$52,000 - $60,000 USD | Not Sold
| Auburn, Indiana
- Highly desirable first year of Buick’s Estate Wagons
- One of just 495 produced
- Believed to be one of few remaining examples
Buick came late to the station wagon business. Not until mid-year in 1940 did such a style appear in their catalogue, but the GM division made up for lost time with a series of elegant wood-bodied cars right through to 1953. In fact, Buick was the last major manufacturer to offer real structural wood bodies in passenger car lines.

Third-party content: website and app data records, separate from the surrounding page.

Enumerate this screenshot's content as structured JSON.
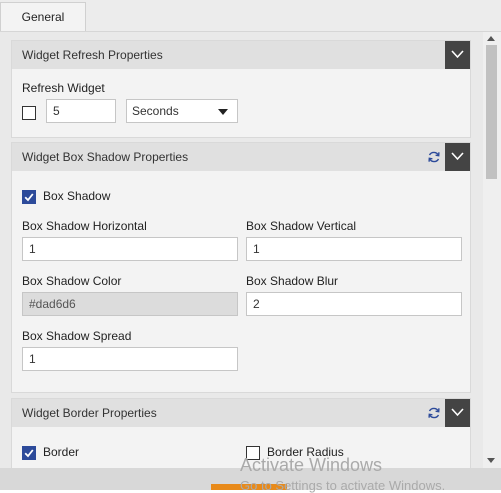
{
  "tabs": {
    "general": "General"
  },
  "refresh_panel": {
    "title": "Widget Refresh Properties",
    "refresh_label": "Refresh Widget",
    "refresh_checked": false,
    "interval_value": "5",
    "unit_value": "Seconds"
  },
  "shadow_panel": {
    "title": "Widget Box Shadow Properties",
    "box_shadow_label": "Box Shadow",
    "box_shadow_checked": true,
    "horizontal_label": "Box Shadow Horizontal",
    "horizontal_value": "1",
    "vertical_label": "Box Shadow Vertical",
    "vertical_value": "1",
    "color_label": "Box Shadow Color",
    "color_value": "#dad6d6",
    "blur_label": "Box Shadow Blur",
    "blur_value": "2",
    "spread_label": "Box Shadow Spread",
    "spread_value": "1"
  },
  "border_panel": {
    "title": "Widget Border Properties",
    "border_label": "Border",
    "border_checked": true,
    "radius_label": "Border Radius",
    "radius_checked": false
  },
  "watermark": {
    "line1": "Activate Windows",
    "line2": "Go to Settings to activate Windows."
  },
  "colors": {
    "accent": "#2c4a9a",
    "header_dark": "#444444",
    "refresh_icon": "#2c4a9a"
  },
  "icons": {
    "collapse": "chevron-down-icon",
    "refresh": "refresh-icon",
    "check": "check-icon"
  }
}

It happened in a roundabout way. As told by historians Terry Dunham and Lawrence Gustin in The Buick: A Complete History, Evelyn “Bunny” McLeod, a Hollywood socialite and wife of director Norman Z. McLeod, gave a party at her Beverly Hills home. In attendance were GM’s Harley Earl and Buick president Harlowe Curtice. Mrs. McLeod happened to mention that she did not own a Buick because the marque did not offer a station wagon. Upon return to Detroit, Earl set out to design one and Curtice placed an order for 501 bodies, 495 for U.S. sales and six for export.
Construction of the bodies was entrusted to Biehl’s Auto Body Works in West Reading, Pennsylvania. Mrs. McLeod was presented with the prototype car in a well-publicized ceremony at the Coconut Grove nightclub at the Ambassador Hotel in Los Angeles. Built on the 121-in. wheelbase Super chassis, it was designated the Model 59 Estate Wagon in accordance with Buick nomenclature and was powered by the 107 bhp, 248 cu. in. valve-in-head straight eight used by the rest of the Super line.
Buoyed by the celebrity publicity, the Model 59 quickly sold out. Buick followed up this success by ordering 1941 Estate Wagon bodies from Hercules Body Company in Evansville, Indiana, which had the capacity to deliver greater volume. After World War II, Ionia Manufacturing Company in Ionia, Michigan, became the principal supplier for Buick and other GM wagons.
This handsome 1940 Buick Super Estate Wagon is finished in a beautiful shade of maroon, accented nicely by the wood bodywork refinished during a full restoration completed in 1997. The exterior features a Buick Club of America grille badge, fog lights, and dual sideview mirrors. Intended to be both shown and driven, the ‘Woodie’ currently rides on orange painted steel wheels with modern radial tires for better handling and enhanced comfort. The Estate Wagon’s interior features a dash clock and Sonomatic radio.
Believed to be one of very few examples known to exist, this first year 1940 Buick Super Estate Wagon represents a “holy grail” for both Buick and ‘Woodie’ collectors.